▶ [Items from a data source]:

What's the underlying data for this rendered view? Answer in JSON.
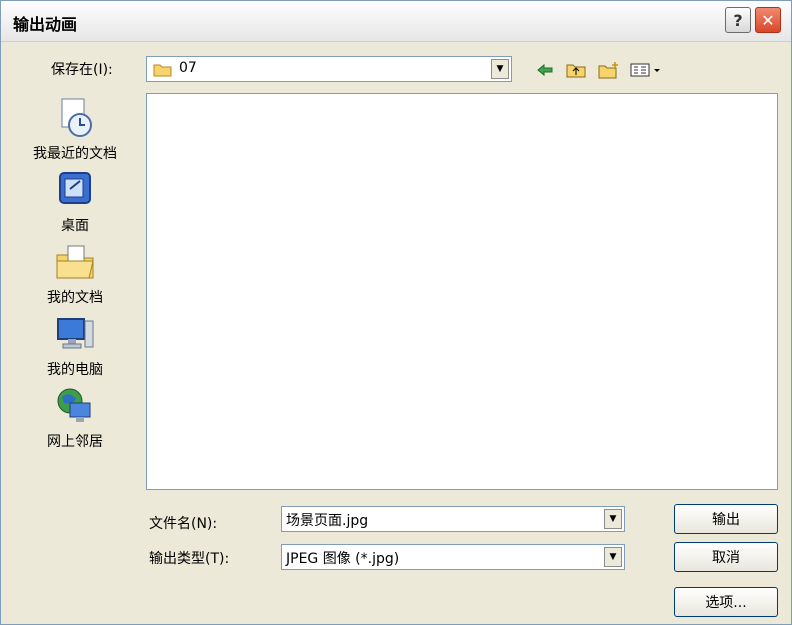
{
  "window": {
    "title": "输出动画",
    "help_label": "?",
    "close_label": "✕"
  },
  "lookin": {
    "label": "保存在(I):",
    "value": "07",
    "folder_icon": "folder-icon"
  },
  "toolbar": {
    "icons": [
      "back-arrow-icon",
      "up-folder-icon",
      "new-folder-icon",
      "view-menu-icon"
    ]
  },
  "places": [
    {
      "label": "我最近的文档",
      "icon": "recent-documents-icon"
    },
    {
      "label": "桌面",
      "icon": "desktop-icon"
    },
    {
      "label": "我的文档",
      "icon": "my-documents-icon"
    },
    {
      "label": "我的电脑",
      "icon": "my-computer-icon"
    },
    {
      "label": "网上邻居",
      "icon": "network-places-icon"
    }
  ],
  "filename": {
    "label": "文件名(N):",
    "value": "场景页面.jpg"
  },
  "filetype": {
    "label": "输出类型(T):",
    "value": "JPEG 图像 (*.jpg)"
  },
  "buttons": {
    "export": "输出",
    "cancel": "取消",
    "options": "选项..."
  },
  "colors": {
    "accent_border": "#003c74",
    "close_red": "#d9472a",
    "folder_yellow": "#f6d46b"
  }
}
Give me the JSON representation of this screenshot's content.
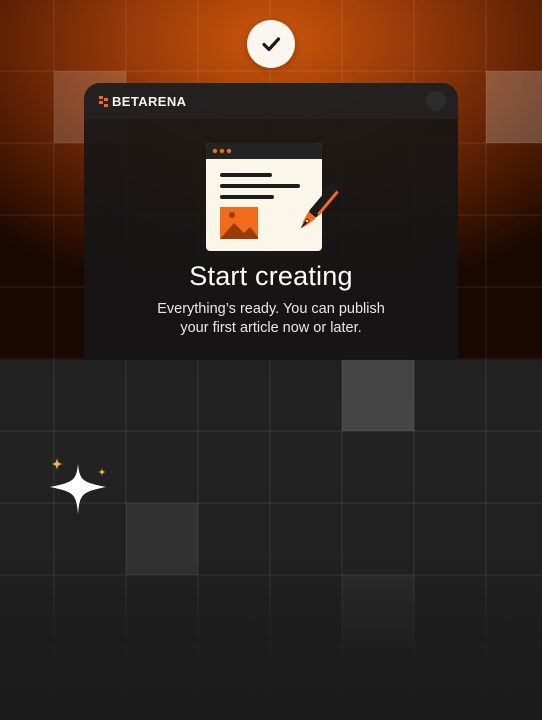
{
  "brand": {
    "name": "BETARENA",
    "accent_color": "#f26a1b"
  },
  "status_icon": "checkmark-icon",
  "illustration_icon": "article-with-pen-icon",
  "decor_icon": "sparkles-icon",
  "content": {
    "title": "Start creating",
    "subtitle_line1": "Everything’s ready. You can publish",
    "subtitle_line2": "your first article now or later."
  },
  "colors": {
    "background": "#1b1b1b",
    "glow": "#d6580a",
    "paper": "#fbf6ea",
    "accent": "#f26a1b"
  }
}
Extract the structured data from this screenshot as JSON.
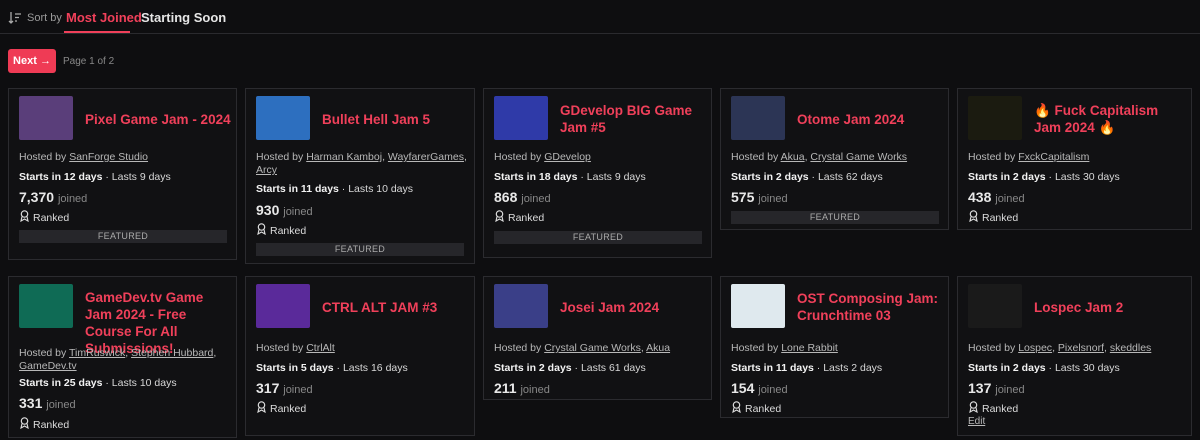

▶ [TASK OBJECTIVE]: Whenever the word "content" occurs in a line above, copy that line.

▶ [ANSWER TO THIS PROBLEM]:
Give me the JSON representation of this screenshot's content.
  "content": {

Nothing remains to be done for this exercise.